Page and application data records
________
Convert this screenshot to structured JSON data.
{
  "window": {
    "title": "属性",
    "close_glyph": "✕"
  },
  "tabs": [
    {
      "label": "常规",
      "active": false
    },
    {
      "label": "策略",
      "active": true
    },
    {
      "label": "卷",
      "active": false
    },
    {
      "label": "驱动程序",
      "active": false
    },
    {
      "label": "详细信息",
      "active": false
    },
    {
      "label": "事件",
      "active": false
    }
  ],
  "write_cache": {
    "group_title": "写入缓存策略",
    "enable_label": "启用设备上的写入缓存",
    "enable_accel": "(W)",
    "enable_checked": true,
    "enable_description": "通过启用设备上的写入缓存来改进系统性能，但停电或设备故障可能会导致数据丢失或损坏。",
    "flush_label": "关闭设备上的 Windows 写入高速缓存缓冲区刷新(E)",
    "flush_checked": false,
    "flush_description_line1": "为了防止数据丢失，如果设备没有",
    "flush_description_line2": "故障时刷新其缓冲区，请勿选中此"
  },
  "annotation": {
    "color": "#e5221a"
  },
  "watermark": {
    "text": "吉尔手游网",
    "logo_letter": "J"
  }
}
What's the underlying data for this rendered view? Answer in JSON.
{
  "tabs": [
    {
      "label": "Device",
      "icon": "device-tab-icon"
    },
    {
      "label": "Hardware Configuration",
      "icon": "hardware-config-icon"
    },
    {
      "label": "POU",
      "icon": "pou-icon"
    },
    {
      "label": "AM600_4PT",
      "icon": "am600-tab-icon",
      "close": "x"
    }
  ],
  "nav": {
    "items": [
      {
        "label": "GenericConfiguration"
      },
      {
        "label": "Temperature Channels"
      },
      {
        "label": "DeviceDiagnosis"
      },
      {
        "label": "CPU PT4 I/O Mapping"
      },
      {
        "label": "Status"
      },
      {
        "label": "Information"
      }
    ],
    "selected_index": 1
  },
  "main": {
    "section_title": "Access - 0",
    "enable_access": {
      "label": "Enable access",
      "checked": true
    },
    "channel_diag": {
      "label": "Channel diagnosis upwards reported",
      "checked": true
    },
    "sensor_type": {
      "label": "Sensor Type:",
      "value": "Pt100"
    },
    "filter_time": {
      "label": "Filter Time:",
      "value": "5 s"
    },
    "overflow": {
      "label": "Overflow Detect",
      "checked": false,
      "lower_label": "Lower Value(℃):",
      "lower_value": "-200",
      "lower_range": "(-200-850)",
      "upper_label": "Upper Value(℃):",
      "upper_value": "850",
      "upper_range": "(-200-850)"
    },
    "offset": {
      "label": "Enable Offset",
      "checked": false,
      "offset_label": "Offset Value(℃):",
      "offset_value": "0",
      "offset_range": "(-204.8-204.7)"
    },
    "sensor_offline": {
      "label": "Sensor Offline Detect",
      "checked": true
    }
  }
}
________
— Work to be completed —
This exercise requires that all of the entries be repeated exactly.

— Result for this exercise —
Convert this screenshot to structured JSON data.
{
  "window": {
    "title": "属性",
    "close_glyph": "✕"
  },
  "tabs": [
    {
      "label": "常规",
      "active": false
    },
    {
      "label": "策略",
      "active": true
    },
    {
      "label": "卷",
      "active": false
    },
    {
      "label": "驱动程序",
      "active": false
    },
    {
      "label": "详细信息",
      "active": false
    },
    {
      "label": "事件",
      "active": false
    }
  ],
  "write_cache": {
    "group_title": "写入缓存策略",
    "enable_label": "启用设备上的写入缓存",
    "enable_accel": "(W)",
    "enable_checked": true,
    "enable_description": "通过启用设备上的写入缓存来改进系统性能，但停电或设备故障可能会导致数据丢失或损坏。",
    "flush_label": "关闭设备上的 Windows 写入高速缓存缓冲区刷新(E)",
    "flush_checked": false,
    "flush_description_line1": "为了防止数据丢失，如果设备没有",
    "flush_description_line2": "故障时刷新其缓冲区，请勿选中此"
  },
  "annotation": {
    "color": "#e5221a"
  },
  "watermark": {
    "text": "吉尔手游网",
    "logo_letter": "J"
  }
}
What's the underlying data for this rendered view? Answer in JSON.
{
  "tabs": [
    {
      "label": "Device",
      "icon": "device-tab-icon"
    },
    {
      "label": "Hardware Configuration",
      "icon": "hardware-config-icon"
    },
    {
      "label": "POU",
      "icon": "pou-icon"
    },
    {
      "label": "AM600_4PT",
      "icon": "am600-tab-icon",
      "close": "x"
    }
  ],
  "nav": {
    "items": [
      {
        "label": "GenericConfiguration"
      },
      {
        "label": "Temperature Channels"
      },
      {
        "label": "DeviceDiagnosis"
      },
      {
        "label": "CPU PT4 I/O Mapping"
      },
      {
        "label": "Status"
      },
      {
        "label": "Information"
      }
    ],
    "selected_index": 1
  },
  "main": {
    "section_title": "Access - 0",
    "enable_access": {
      "label": "Enable access",
      "checked": true
    },
    "channel_diag": {
      "label": "Channel diagnosis upwards reported",
      "checked": true
    },
    "sensor_type": {
      "label": "Sensor Type:",
      "value": "Pt100"
    },
    "filter_time": {
      "label": "Filter Time:",
      "value": "5 s"
    },
    "overflow": {
      "label": "Overflow Detect",
      "checked": false,
      "lower_label": "Lower Value(℃):",
      "lower_value": "-200",
      "lower_range": "(-200-850)",
      "upper_label": "Upper Value(℃):",
      "upper_value": "850",
      "upper_range": "(-200-850)"
    },
    "offset": {
      "label": "Enable Offset",
      "checked": false,
      "offset_label": "Offset Value(℃):",
      "offset_value": "0",
      "offset_range": "(-204.8-204.7)"
    },
    "sensor_offline": {
      "label": "Sensor Offline Detect",
      "checked": true
    }
  }
}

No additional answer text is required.